About the author
Rosalind Kerven is author of the Grim Gruesome Viking Villain series (www.grimgruesome.com) and has written more than 50 children’s books. Read more about her at www.literaturenortheast.co.uk/writers/Rosalind_Kerven
Anansi’s Hat-shaking Dance by Bev Long (Leaflet 2, Literacy Time Years 1 and 2, January 2007, Issue 28).
- Recap phonic aspects identified through current assessment for learning – eg, common long vowel phoneme patterns, tricky words, or the suffix -ed. Model how to blend one or two of these aspects during their reading.
- Run through which strategies to use after trying phonic approaches – eg, using context, reading on to the end of a sentence.
- Tell the children the young man’s name.
- Ensure the children understand the meaning of forbidden.
- As they are reading, ask the children to write down interesting words or phrases that are new to them.
Reading the text
- Ask the children to read as far as ‘a closely-guarded secret’ (halfway down the first page). Now ask questions 1 and 2 from the activity sheet below. Encourage the children to consider why the young man loves the girl and what sort of person she might be. Refer back to their responses to Q2b when they have read the rest of the story.

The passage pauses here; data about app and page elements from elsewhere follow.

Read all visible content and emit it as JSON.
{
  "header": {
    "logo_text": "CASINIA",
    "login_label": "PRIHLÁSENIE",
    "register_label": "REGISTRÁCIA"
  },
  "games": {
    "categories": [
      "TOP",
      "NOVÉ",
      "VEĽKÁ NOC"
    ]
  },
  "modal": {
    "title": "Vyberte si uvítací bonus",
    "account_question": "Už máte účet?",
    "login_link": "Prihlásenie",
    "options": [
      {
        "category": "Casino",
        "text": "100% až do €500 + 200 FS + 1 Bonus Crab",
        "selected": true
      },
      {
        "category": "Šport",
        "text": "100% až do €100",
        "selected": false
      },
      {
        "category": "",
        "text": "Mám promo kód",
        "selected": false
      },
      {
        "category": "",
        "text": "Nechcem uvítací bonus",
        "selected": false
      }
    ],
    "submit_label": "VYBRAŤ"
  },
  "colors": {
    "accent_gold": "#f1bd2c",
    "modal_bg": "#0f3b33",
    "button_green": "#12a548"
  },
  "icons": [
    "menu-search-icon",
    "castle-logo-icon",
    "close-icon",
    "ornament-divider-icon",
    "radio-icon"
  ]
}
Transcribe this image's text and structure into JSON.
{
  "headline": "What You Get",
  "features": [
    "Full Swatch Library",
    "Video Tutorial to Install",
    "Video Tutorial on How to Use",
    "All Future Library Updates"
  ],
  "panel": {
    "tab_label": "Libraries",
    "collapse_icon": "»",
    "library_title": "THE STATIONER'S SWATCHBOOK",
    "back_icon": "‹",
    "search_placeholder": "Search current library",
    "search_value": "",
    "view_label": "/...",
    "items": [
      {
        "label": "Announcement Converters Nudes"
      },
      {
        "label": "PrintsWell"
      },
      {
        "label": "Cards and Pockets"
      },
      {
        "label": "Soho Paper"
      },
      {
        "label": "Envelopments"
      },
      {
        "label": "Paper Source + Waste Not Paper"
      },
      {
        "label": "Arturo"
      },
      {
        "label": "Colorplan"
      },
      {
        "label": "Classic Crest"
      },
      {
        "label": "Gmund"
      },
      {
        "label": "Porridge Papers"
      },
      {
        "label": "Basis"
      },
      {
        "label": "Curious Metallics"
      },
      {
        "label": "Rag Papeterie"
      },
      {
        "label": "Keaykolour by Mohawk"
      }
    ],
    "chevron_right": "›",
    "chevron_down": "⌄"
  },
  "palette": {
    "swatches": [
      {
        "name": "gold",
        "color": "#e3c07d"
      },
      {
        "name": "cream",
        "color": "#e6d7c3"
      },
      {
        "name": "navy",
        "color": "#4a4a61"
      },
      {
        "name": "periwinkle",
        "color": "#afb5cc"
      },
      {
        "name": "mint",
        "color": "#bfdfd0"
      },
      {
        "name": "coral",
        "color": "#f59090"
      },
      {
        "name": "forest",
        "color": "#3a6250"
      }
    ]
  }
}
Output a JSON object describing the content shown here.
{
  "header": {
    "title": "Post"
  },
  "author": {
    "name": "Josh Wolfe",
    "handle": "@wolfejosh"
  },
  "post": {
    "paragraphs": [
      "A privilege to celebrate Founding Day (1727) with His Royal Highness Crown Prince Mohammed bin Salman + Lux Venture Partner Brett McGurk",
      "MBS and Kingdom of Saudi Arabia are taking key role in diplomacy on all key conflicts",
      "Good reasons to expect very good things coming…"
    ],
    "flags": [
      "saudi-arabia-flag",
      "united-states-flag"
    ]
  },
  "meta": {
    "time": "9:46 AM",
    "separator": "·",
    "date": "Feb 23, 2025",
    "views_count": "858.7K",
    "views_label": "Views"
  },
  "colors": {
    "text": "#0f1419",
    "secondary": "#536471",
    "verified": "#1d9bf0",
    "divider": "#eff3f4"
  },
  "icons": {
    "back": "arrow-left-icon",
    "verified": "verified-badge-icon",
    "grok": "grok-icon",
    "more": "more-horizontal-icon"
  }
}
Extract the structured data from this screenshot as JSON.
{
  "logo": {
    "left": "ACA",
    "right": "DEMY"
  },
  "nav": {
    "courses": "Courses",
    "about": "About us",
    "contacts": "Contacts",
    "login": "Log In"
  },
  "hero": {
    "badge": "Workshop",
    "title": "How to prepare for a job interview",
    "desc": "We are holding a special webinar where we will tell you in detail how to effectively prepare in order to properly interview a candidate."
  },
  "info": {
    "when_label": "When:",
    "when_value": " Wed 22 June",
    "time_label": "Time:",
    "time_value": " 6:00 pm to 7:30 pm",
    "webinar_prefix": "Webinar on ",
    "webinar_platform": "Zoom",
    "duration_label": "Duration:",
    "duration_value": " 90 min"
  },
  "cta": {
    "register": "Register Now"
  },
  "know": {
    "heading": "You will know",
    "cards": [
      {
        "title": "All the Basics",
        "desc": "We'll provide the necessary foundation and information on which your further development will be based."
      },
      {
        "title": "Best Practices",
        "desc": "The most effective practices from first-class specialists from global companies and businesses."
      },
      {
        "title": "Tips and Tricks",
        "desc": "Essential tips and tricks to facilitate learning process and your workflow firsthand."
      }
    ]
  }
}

- Ask the children to read the rest of the story individually.
See the Using this issue chart here to identify the Learning Objectives covered by these activities, to track progression from Reception through to Year 3, and to identify links with Year 1 and 2 Planning Units.
- Use the remaining questions on the activity sheet below to support the children’s understanding of the story. Children could answer the questions orally or in writing.
- Ask the children to think back to the description of the girl’s eyes and why they thought the writer had described them that way. Now they know more about the girl, ask what they think about the description.
- Share any words the children found interesting – perhaps: bounded, sweetheart, overjoyed or wonderful.
- Why do they think the girl was so happy at the end?
Follow-up to guided reading
- Invite the children to retell the story. You could provide some prompts to structure their retelling – eg:
The beginning (young man has a problem); Little Dog 1; Little Dog 2; Little Dog 3; The happy ending.
- Practise retelling the story several times until they feel confident, then film or record the children telling the story.